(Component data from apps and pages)
======

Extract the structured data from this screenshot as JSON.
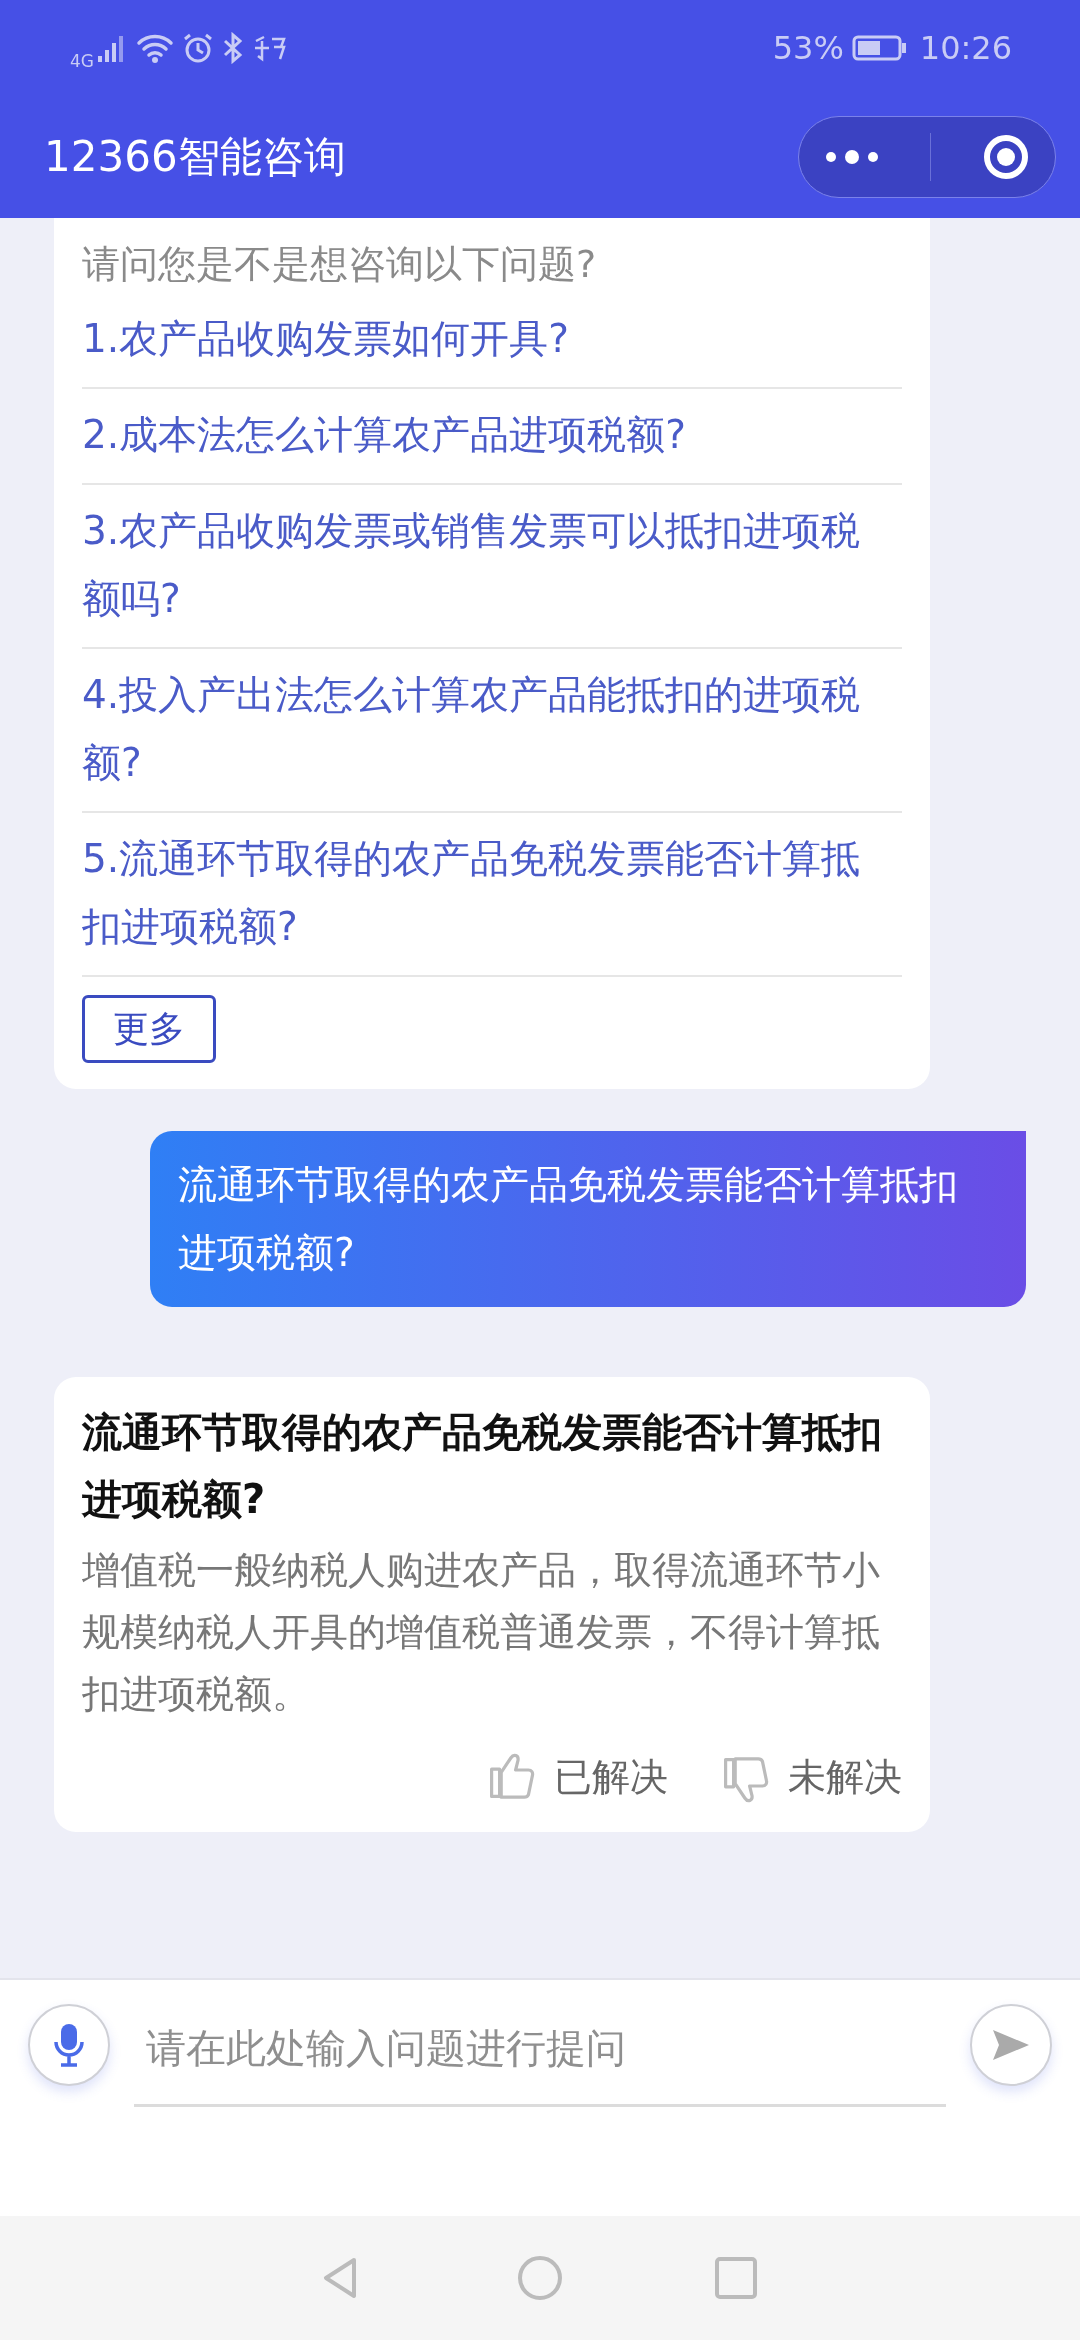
{
  "status_bar": {
    "network": "4G",
    "battery_percent": "53%",
    "time": "10:26"
  },
  "header": {
    "title": "12366智能咨询"
  },
  "suggestions": {
    "prompt": "请问您是不是想咨询以下问题?",
    "questions": [
      "1.农产品收购发票如何开具?",
      "2.成本法怎么计算农产品进项税额?",
      "3.农产品收购发票或销售发票可以抵扣进项税额吗?",
      "4.投入产出法怎么计算农产品能抵扣的进项税额?",
      "5.流通环节取得的农产品免税发票能否计算抵扣进项税额?"
    ],
    "more_button": "更多"
  },
  "messages": [
    {
      "kind": "user",
      "text": "流通环节取得的农产品免税发票能否计算抵扣进项税额?"
    },
    {
      "kind": "answer",
      "title": "流通环节取得的农产品免税发票能否计算抵扣进项税额?",
      "body": "增值税一般纳税人购进农产品，取得流通环节小规模纳税人开具的增值税普通发票，不得计算抵扣进项税额。",
      "feedback": [
        {
          "kind": "up",
          "label": "已解决"
        },
        {
          "kind": "down",
          "label": "未解决"
        }
      ]
    }
  ],
  "input": {
    "placeholder": "请在此处输入问题进行提问"
  }
}
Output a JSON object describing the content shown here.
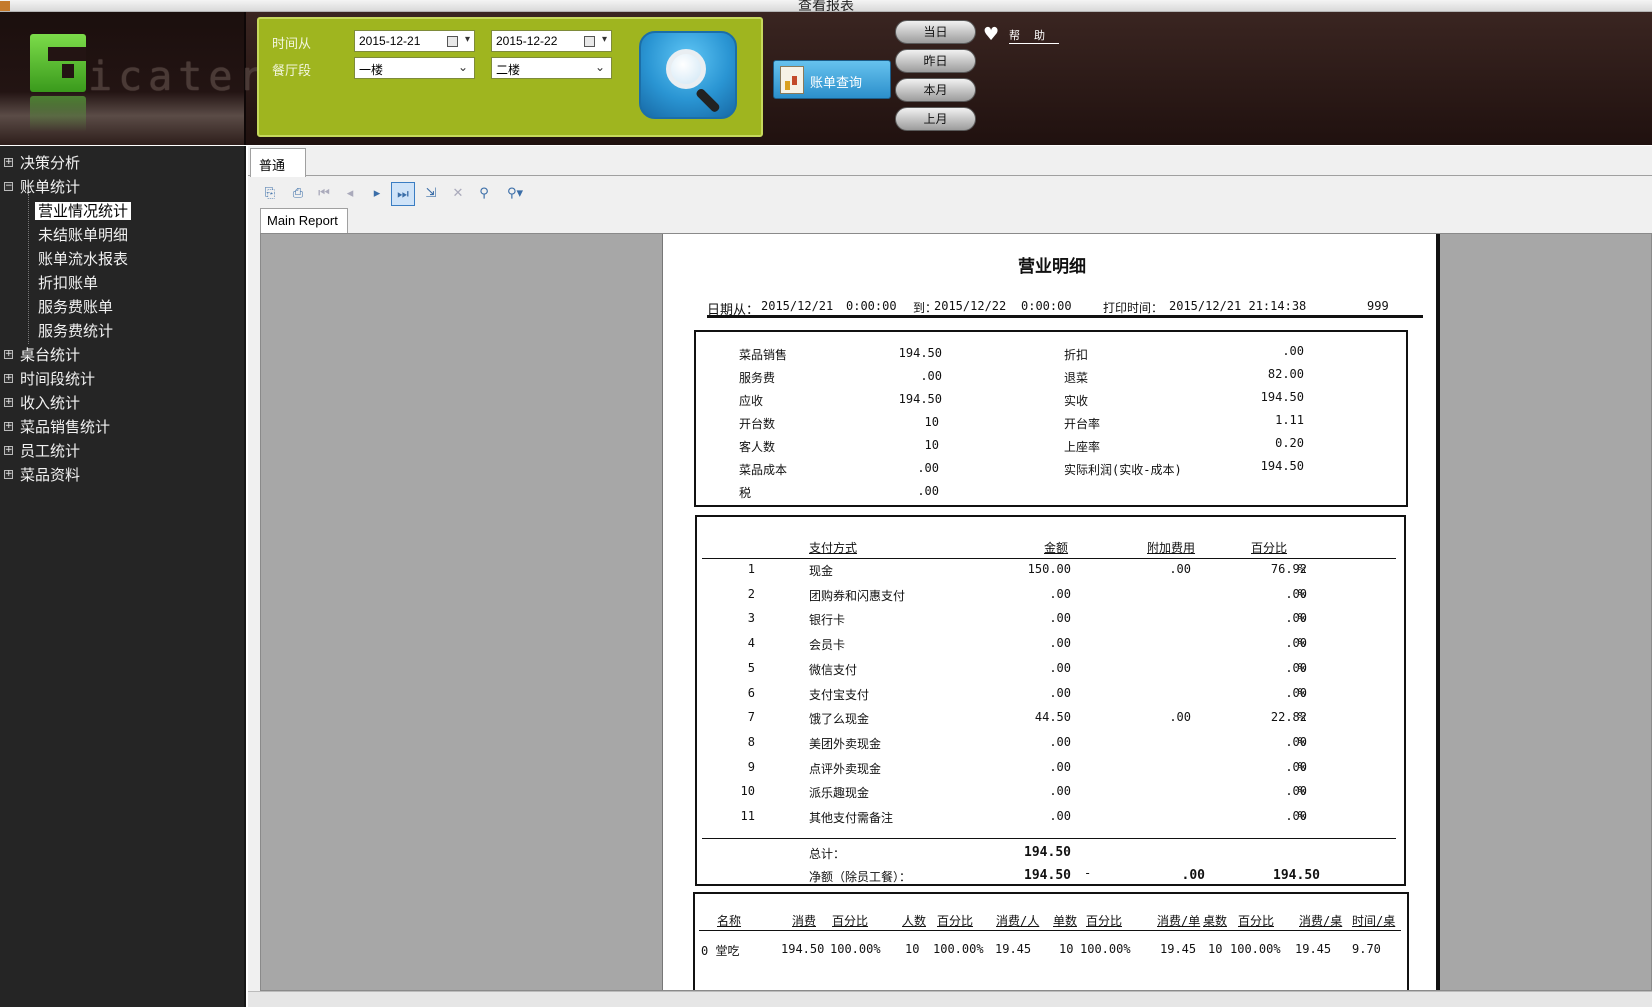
{
  "window": {
    "title": "查看报表"
  },
  "logo": {
    "text": "icater"
  },
  "filters": {
    "time_from_label": "时间从",
    "date_from": "2015-12-21",
    "date_to": "2015-12-22",
    "section_label": "餐厅段",
    "section_from": "一楼",
    "section_to": "二楼"
  },
  "buttons": {
    "bill_query": "账单查询",
    "today": "当日",
    "yesterday": "昨日",
    "this_month": "本月",
    "last_month": "上月",
    "help": "帮助"
  },
  "sidebar": {
    "items": [
      {
        "label": "决策分析",
        "expander": "+"
      },
      {
        "label": "账单统计",
        "expander": "−"
      },
      {
        "label": "营业情况统计"
      },
      {
        "label": "未结账单明细"
      },
      {
        "label": "账单流水报表"
      },
      {
        "label": "折扣账单"
      },
      {
        "label": "服务费账单"
      },
      {
        "label": "服务费统计"
      },
      {
        "label": "桌台统计",
        "expander": "+"
      },
      {
        "label": "时间段统计",
        "expander": "+"
      },
      {
        "label": "收入统计",
        "expander": "+"
      },
      {
        "label": "菜品销售统计",
        "expander": "+"
      },
      {
        "label": "员工统计",
        "expander": "+"
      },
      {
        "label": "菜品资料",
        "expander": "+"
      }
    ]
  },
  "main": {
    "tab": "普通",
    "report_tab": "Main Report"
  },
  "report": {
    "title": "营业明细",
    "date_from_label": "日期从：",
    "date_from": "2015/12/21",
    "time_from": "0:00:00",
    "date_to_label": "到：",
    "date_to": "2015/12/22",
    "time_to": "0:00:00",
    "print_label": "打印时间：",
    "print_time": "2015/12/21 21:14:38",
    "code": "999",
    "summary": {
      "left": [
        {
          "label": "菜品销售",
          "value": "194.50"
        },
        {
          "label": "服务费",
          "value": ".00"
        },
        {
          "label": "应收",
          "value": "194.50"
        },
        {
          "label": "开台数",
          "value": "10"
        },
        {
          "label": "客人数",
          "value": "10"
        },
        {
          "label": "菜品成本",
          "value": ".00"
        },
        {
          "label": "税",
          "value": ".00"
        }
      ],
      "right": [
        {
          "label": "折扣",
          "value": ".00"
        },
        {
          "label": "退菜",
          "value": "82.00"
        },
        {
          "label": "实收",
          "value": "194.50"
        },
        {
          "label": "开台率",
          "value": "1.11"
        },
        {
          "label": "上座率",
          "value": "0.20"
        },
        {
          "label": "实际利润(实收-成本)",
          "value": "194.50"
        }
      ]
    },
    "payments": {
      "headers": {
        "method": "支付方式",
        "amount": "金额",
        "extra": "附加费用",
        "percent": "百分比"
      },
      "rows": [
        {
          "no": "1",
          "method": "现金",
          "amount": "150.00",
          "extra": ".00",
          "percent": "76.92",
          "unit": "%"
        },
        {
          "no": "2",
          "method": "团购券和闪惠支付",
          "amount": ".00",
          "extra": "",
          "percent": ".00",
          "unit": "%"
        },
        {
          "no": "3",
          "method": "银行卡",
          "amount": ".00",
          "extra": "",
          "percent": ".00",
          "unit": "%"
        },
        {
          "no": "4",
          "method": "会员卡",
          "amount": ".00",
          "extra": "",
          "percent": ".00",
          "unit": "%"
        },
        {
          "no": "5",
          "method": "微信支付",
          "amount": ".00",
          "extra": "",
          "percent": ".00",
          "unit": "%"
        },
        {
          "no": "6",
          "method": "支付宝支付",
          "amount": ".00",
          "extra": "",
          "percent": ".00",
          "unit": "%"
        },
        {
          "no": "7",
          "method": "饿了么现金",
          "amount": "44.50",
          "extra": ".00",
          "percent": "22.82",
          "unit": "%"
        },
        {
          "no": "8",
          "method": "美团外卖现金",
          "amount": ".00",
          "extra": "",
          "percent": ".00",
          "unit": "%"
        },
        {
          "no": "9",
          "method": "点评外卖现金",
          "amount": ".00",
          "extra": "",
          "percent": ".00",
          "unit": "%"
        },
        {
          "no": "10",
          "method": "派乐趣现金",
          "amount": ".00",
          "extra": "",
          "percent": ".00",
          "unit": "%"
        },
        {
          "no": "11",
          "method": "其他支付需备注",
          "amount": ".00",
          "extra": "",
          "percent": ".00",
          "unit": "%"
        }
      ],
      "total_label": "总计：",
      "total_amount": "194.50",
      "net_label": "净额（除员工餐）：",
      "net_amount": "194.50",
      "net_dash": "-",
      "net_extra": ".00",
      "net_percent": "194.50"
    },
    "sections": {
      "headers": [
        "名称",
        "消费",
        "百分比",
        "人数",
        "百分比",
        "消费/人",
        "单数",
        "百分比",
        "消费/单",
        "桌数",
        "百分比",
        "消费/桌",
        "时间/桌"
      ],
      "row": [
        "0 堂吃",
        "194.50",
        "100.00%",
        "10",
        "100.00%",
        "19.45",
        "10",
        "100.00%",
        "19.45",
        "10",
        "100.00%",
        "19.45",
        "9.70"
      ]
    }
  }
}
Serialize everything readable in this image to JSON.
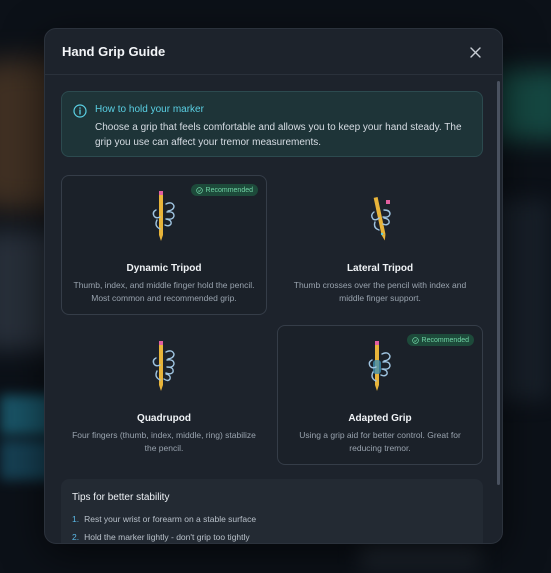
{
  "modal": {
    "title": "Hand Grip Guide",
    "close_icon": "close-icon"
  },
  "info": {
    "icon": "info-icon",
    "title": "How to hold your marker",
    "text": "Choose a grip that feels comfortable and allows you to keep your hand steady. The grip you use can affect your tremor measurements."
  },
  "grips": [
    {
      "title": "Dynamic Tripod",
      "description": "Thumb, index, and middle finger hold the pencil. Most common and recommended grip.",
      "badge": "Recommended",
      "selected": true
    },
    {
      "title": "Lateral Tripod",
      "description": "Thumb crosses over the pencil with index and middle finger support.",
      "badge": "",
      "selected": false
    },
    {
      "title": "Quadrupod",
      "description": "Four fingers (thumb, index, middle, ring) stabilize the pencil.",
      "badge": "",
      "selected": false
    },
    {
      "title": "Adapted Grip",
      "description": "Using a grip aid for better control. Great for reducing tremor.",
      "badge": "Recommended",
      "selected": true
    }
  ],
  "tips": {
    "title": "Tips for better stability",
    "items": [
      {
        "num": "1.",
        "text": "Rest your wrist or forearm on a stable surface"
      },
      {
        "num": "2.",
        "text": "Hold the marker lightly - don't grip too tightly"
      }
    ]
  },
  "colors": {
    "accent": "#5ad0e4",
    "badge_text": "#6fd3a4",
    "pencil_body": "#e8b43a",
    "pencil_eraser": "#e25fa0",
    "hand_stroke": "#9fc4e0"
  }
}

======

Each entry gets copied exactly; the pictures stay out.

▸ ANSWER SECTION
Extract the structured data from this screenshot as JSON.
{
  "status_bar": {
    "network": "4G",
    "battery_percent": "53%",
    "time": "10:26"
  },
  "header": {
    "title": "12366智能咨询"
  },
  "suggestions": {
    "prompt": "请问您是不是想咨询以下问题?",
    "questions": [
      "1.农产品收购发票如何开具?",
      "2.成本法怎么计算农产品进项税额?",
      "3.农产品收购发票或销售发票可以抵扣进项税额吗?",
      "4.投入产出法怎么计算农产品能抵扣的进项税额?",
      "5.流通环节取得的农产品免税发票能否计算抵扣进项税额?"
    ],
    "more_button": "更多"
  },
  "messages": [
    {
      "kind": "user",
      "text": "流通环节取得的农产品免税发票能否计算抵扣进项税额?"
    },
    {
      "kind": "answer",
      "title": "流通环节取得的农产品免税发票能否计算抵扣进项税额?",
      "body": "增值税一般纳税人购进农产品，取得流通环节小规模纳税人开具的增值税普通发票，不得计算抵扣进项税额。",
      "feedback": [
        {
          "kind": "up",
          "label": "已解决"
        },
        {
          "kind": "down",
          "label": "未解决"
        }
      ]
    }
  ],
  "input": {
    "placeholder": "请在此处输入问题进行提问"
  }
}
Output a JSON object describing the content shown here.
{
  "window": {
    "title": "查看报表"
  },
  "logo": {
    "text": "icater"
  },
  "filters": {
    "time_from_label": "时间从",
    "date_from": "2015-12-21",
    "date_to": "2015-12-22",
    "section_label": "餐厅段",
    "section_from": "一楼",
    "section_to": "二楼"
  },
  "buttons": {
    "bill_query": "账单查询",
    "today": "当日",
    "yesterday": "昨日",
    "this_month": "本月",
    "last_month": "上月",
    "help": "帮助"
  },
  "sidebar": {
    "items": [
      {
        "label": "决策分析",
        "expander": "+"
      },
      {
        "label": "账单统计",
        "expander": "−"
      },
      {
        "label": "营业情况统计"
      },
      {
        "label": "未结账单明细"
      },
      {
        "label": "账单流水报表"
      },
      {
        "label": "折扣账单"
      },
      {
        "label": "服务费账单"
      },
      {
        "label": "服务费统计"
      },
      {
        "label": "桌台统计",
        "expander": "+"
      },
      {
        "label": "时间段统计",
        "expander": "+"
      },
      {
        "label": "收入统计",
        "expander": "+"
      },
      {
        "label": "菜品销售统计",
        "expander": "+"
      },
      {
        "label": "员工统计",
        "expander": "+"
      },
      {
        "label": "菜品资料",
        "expander": "+"
      }
    ]
  },
  "main": {
    "tab": "普通",
    "report_tab": "Main Report"
  },
  "report": {
    "title": "营业明细",
    "date_from_label": "日期从：",
    "date_from": "2015/12/21",
    "time_from": "0:00:00",
    "date_to_label": "到：",
    "date_to": "2015/12/22",
    "time_to": "0:00:00",
    "print_label": "打印时间：",
    "print_time": "2015/12/21 21:14:38",
    "code": "999",
    "summary": {
      "left": [
        {
          "label": "菜品销售",
          "value": "194.50"
        },
        {
          "label": "服务费",
          "value": ".00"
        },
        {
          "label": "应收",
          "value": "194.50"
        },
        {
          "label": "开台数",
          "value": "10"
        },
        {
          "label": "客人数",
          "value": "10"
        },
        {
          "label": "菜品成本",
          "value": ".00"
        },
        {
          "label": "税",
          "value": ".00"
        }
      ],
      "right": [
        {
          "label": "折扣",
          "value": ".00"
        },
        {
          "label": "退菜",
          "value": "82.00"
        },
        {
          "label": "实收",
          "value": "194.50"
        },
        {
          "label": "开台率",
          "value": "1.11"
        },
        {
          "label": "上座率",
          "value": "0.20"
        },
        {
          "label": "实际利润(实收-成本)",
          "value": "194.50"
        }
      ]
    },
    "payments": {
      "headers": {
        "method": "支付方式",
        "amount": "金额",
        "extra": "附加费用",
        "percent": "百分比"
      },
      "rows": [
        {
          "no": "1",
          "method": "现金",
          "amount": "150.00",
          "extra": ".00",
          "percent": "76.92",
          "unit": "%"
        },
        {
          "no": "2",
          "method": "团购券和闪惠支付",
          "amount": ".00",
          "extra": "",
          "percent": ".00",
          "unit": "%"
        },
        {
          "no": "3",
          "method": "银行卡",
          "amount": ".00",
          "extra": "",
          "percent": ".00",
          "unit": "%"
        },
        {
          "no": "4",
          "method": "会员卡",
          "amount": ".00",
          "extra": "",
          "percent": ".00",
          "unit": "%"
        },
        {
          "no": "5",
          "method": "微信支付",
          "amount": ".00",
          "extra": "",
          "percent": ".00",
          "unit": "%"
        },
        {
          "no": "6",
          "method": "支付宝支付",
          "amount": ".00",
          "extra": "",
          "percent": ".00",
          "unit": "%"
        },
        {
          "no": "7",
          "method": "饿了么现金",
          "amount": "44.50",
          "extra": ".00",
          "percent": "22.82",
          "unit": "%"
        },
        {
          "no": "8",
          "method": "美团外卖现金",
          "amount": ".00",
          "extra": "",
          "percent": ".00",
          "unit": "%"
        },
        {
          "no": "9",
          "method": "点评外卖现金",
          "amount": ".00",
          "extra": "",
          "percent": ".00",
          "unit": "%"
        },
        {
          "no": "10",
          "method": "派乐趣现金",
          "amount": ".00",
          "extra": "",
          "percent": ".00",
          "unit": "%"
        },
        {
          "no": "11",
          "method": "其他支付需备注",
          "amount": ".00",
          "extra": "",
          "percent": ".00",
          "unit": "%"
        }
      ],
      "total_label": "总计：",
      "total_amount": "194.50",
      "net_label": "净额（除员工餐）：",
      "net_amount": "194.50",
      "net_dash": "-",
      "net_extra": ".00",
      "net_percent": "194.50"
    },
    "sections": {
      "headers": [
        "名称",
        "消费",
        "百分比",
        "人数",
        "百分比",
        "消费/人",
        "单数",
        "百分比",
        "消费/单",
        "桌数",
        "百分比",
        "消费/桌",
        "时间/桌"
      ],
      "row": [
        "0 堂吃",
        "194.50",
        "100.00%",
        "10",
        "100.00%",
        "19.45",
        "10",
        "100.00%",
        "19.45",
        "10",
        "100.00%",
        "19.45",
        "9.70"
      ]
    }
  }
}
Serialize everything readable in this image to JSON.
{
  "modal": {
    "title": "Hand Grip Guide",
    "close_icon": "close-icon"
  },
  "info": {
    "icon": "info-icon",
    "title": "How to hold your marker",
    "text": "Choose a grip that feels comfortable and allows you to keep your hand steady. The grip you use can affect your tremor measurements."
  },
  "grips": [
    {
      "title": "Dynamic Tripod",
      "description": "Thumb, index, and middle finger hold the pencil. Most common and recommended grip.",
      "badge": "Recommended",
      "selected": true
    },
    {
      "title": "Lateral Tripod",
      "description": "Thumb crosses over the pencil with index and middle finger support.",
      "badge": "",
      "selected": false
    },
    {
      "title": "Quadrupod",
      "description": "Four fingers (thumb, index, middle, ring) stabilize the pencil.",
      "badge": "",
      "selected": false
    },
    {
      "title": "Adapted Grip",
      "description": "Using a grip aid for better control. Great for reducing tremor.",
      "badge": "Recommended",
      "selected": true
    }
  ],
  "tips": {
    "title": "Tips for better stability",
    "items": [
      {
        "num": "1.",
        "text": "Rest your wrist or forearm on a stable surface"
      },
      {
        "num": "2.",
        "text": "Hold the marker lightly - don't grip too tightly"
      }
    ]
  },
  "colors": {
    "accent": "#5ad0e4",
    "badge_text": "#6fd3a4",
    "pencil_body": "#e8b43a",
    "pencil_eraser": "#e25fa0",
    "hand_stroke": "#9fc4e0"
  }
}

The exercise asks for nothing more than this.